## Exercise brief
All of the data, from the first line to the last, should be reproduced without alteration.
───── Exercise materials ─────
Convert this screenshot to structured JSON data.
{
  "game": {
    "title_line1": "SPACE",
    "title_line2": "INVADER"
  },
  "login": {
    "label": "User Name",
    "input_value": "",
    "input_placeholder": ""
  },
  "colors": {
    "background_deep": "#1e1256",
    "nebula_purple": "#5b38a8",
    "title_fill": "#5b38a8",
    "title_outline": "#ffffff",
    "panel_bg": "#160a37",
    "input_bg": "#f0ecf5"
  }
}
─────
## Reply to the task
Convert this screenshot to structured JSON data.
{
  "game": {
    "title_line1": "SPACE",
    "title_line2": "INVADER"
  },
  "login": {
    "label": "User Name",
    "input_value": "",
    "input_placeholder": ""
  },
  "colors": {
    "background_deep": "#1e1256",
    "nebula_purple": "#5b38a8",
    "title_fill": "#5b38a8",
    "title_outline": "#ffffff",
    "panel_bg": "#160a37",
    "input_bg": "#f0ecf5"
  }
}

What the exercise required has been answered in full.